**Assignment:**
Which lines have the string "structured"? Copy all of them from the entries below.

**Available records:**
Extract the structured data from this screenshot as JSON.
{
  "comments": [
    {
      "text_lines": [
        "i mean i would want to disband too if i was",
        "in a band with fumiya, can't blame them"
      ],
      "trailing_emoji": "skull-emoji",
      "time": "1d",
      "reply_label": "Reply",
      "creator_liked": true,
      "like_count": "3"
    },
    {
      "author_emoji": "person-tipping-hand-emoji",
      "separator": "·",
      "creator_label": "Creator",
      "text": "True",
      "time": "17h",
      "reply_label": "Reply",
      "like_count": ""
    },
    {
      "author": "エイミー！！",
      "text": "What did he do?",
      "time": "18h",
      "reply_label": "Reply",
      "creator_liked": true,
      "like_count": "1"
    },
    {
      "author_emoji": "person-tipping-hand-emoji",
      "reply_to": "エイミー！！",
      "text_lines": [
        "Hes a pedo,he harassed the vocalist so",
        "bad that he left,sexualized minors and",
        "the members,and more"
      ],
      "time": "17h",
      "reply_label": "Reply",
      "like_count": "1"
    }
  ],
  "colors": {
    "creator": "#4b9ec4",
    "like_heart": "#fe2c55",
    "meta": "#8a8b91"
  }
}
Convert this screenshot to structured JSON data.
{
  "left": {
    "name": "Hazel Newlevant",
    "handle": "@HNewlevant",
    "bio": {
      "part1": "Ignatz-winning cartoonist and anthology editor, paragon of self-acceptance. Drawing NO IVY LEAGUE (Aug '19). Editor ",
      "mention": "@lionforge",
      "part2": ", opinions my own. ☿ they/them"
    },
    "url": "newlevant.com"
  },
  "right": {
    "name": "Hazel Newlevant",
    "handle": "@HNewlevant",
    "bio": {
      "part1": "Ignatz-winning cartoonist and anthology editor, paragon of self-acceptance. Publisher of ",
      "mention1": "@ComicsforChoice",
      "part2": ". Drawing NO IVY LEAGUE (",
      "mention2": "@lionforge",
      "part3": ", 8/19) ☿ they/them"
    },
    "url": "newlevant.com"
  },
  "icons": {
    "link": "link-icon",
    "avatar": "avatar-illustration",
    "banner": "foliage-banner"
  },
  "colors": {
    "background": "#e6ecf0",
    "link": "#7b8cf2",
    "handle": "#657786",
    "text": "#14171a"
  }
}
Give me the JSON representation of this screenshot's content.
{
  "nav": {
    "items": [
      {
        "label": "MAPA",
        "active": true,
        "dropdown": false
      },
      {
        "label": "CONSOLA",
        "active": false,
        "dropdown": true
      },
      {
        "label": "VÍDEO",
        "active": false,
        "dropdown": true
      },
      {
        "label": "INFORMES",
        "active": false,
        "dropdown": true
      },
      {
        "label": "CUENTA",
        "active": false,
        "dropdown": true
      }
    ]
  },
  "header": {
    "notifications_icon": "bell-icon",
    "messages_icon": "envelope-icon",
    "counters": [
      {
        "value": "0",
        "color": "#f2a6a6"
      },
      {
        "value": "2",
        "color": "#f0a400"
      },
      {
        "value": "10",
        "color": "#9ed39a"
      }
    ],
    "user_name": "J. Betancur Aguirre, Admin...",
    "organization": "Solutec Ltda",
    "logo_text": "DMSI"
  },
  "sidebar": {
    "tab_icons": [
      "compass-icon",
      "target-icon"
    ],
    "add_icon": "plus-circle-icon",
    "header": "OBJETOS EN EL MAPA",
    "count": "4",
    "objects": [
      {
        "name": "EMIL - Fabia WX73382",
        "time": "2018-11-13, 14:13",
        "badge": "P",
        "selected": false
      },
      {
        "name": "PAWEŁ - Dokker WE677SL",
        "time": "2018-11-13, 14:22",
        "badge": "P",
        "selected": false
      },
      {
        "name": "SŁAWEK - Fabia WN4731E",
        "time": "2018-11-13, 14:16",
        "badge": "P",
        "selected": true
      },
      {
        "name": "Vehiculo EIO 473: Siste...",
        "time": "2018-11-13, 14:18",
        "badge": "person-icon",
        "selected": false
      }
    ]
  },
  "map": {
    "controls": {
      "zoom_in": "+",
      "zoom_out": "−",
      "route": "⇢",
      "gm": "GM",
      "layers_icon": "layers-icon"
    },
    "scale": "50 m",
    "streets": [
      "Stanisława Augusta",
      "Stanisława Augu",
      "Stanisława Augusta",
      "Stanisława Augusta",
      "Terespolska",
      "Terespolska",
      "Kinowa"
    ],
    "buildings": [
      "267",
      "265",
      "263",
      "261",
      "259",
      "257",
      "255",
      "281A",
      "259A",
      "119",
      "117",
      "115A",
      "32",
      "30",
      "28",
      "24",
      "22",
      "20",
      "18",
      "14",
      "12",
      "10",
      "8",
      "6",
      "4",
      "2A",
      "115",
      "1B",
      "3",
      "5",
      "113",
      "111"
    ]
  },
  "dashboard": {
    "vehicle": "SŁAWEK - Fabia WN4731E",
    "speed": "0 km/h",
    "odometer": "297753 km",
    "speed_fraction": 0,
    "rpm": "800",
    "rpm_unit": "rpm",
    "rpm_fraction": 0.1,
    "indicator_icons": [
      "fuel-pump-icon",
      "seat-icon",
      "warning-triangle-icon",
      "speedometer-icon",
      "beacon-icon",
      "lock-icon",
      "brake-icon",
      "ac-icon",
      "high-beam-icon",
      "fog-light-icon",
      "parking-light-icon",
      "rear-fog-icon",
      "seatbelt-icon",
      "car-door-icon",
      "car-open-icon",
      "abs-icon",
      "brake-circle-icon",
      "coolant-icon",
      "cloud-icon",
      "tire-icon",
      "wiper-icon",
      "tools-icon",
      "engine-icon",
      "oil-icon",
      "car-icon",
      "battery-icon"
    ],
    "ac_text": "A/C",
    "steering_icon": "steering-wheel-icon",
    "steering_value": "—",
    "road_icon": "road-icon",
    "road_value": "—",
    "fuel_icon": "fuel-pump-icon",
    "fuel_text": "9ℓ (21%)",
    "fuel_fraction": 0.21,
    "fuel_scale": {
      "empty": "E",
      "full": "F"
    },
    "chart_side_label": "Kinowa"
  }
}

**Exercise solution:**
Extract the structured data from this screenshot as JSON.
Convert this screenshot to structured JSON data.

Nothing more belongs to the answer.